Records shown START

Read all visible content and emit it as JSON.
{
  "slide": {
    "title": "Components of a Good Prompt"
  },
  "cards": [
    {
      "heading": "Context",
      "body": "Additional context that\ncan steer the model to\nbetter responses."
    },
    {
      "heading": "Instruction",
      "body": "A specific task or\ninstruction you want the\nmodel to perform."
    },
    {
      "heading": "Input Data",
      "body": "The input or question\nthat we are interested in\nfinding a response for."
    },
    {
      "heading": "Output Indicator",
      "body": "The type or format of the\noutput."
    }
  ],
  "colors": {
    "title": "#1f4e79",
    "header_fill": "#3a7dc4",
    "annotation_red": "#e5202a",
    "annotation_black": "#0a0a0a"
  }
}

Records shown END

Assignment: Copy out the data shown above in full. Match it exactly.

Output of the task:
Read all visible content and emit it as JSON.
{
  "slide": {
    "title": "Components of a Good Prompt"
  },
  "cards": [
    {
      "heading": "Context",
      "body": "Additional context that\ncan steer the model to\nbetter responses."
    },
    {
      "heading": "Instruction",
      "body": "A specific task or\ninstruction you want the\nmodel to perform."
    },
    {
      "heading": "Input Data",
      "body": "The input or question\nthat we are interested in\nfinding a response for."
    },
    {
      "heading": "Output Indicator",
      "body": "The type or format of the\noutput."
    }
  ],
  "colors": {
    "title": "#1f4e79",
    "header_fill": "#3a7dc4",
    "annotation_red": "#e5202a",
    "annotation_black": "#0a0a0a"
  }
}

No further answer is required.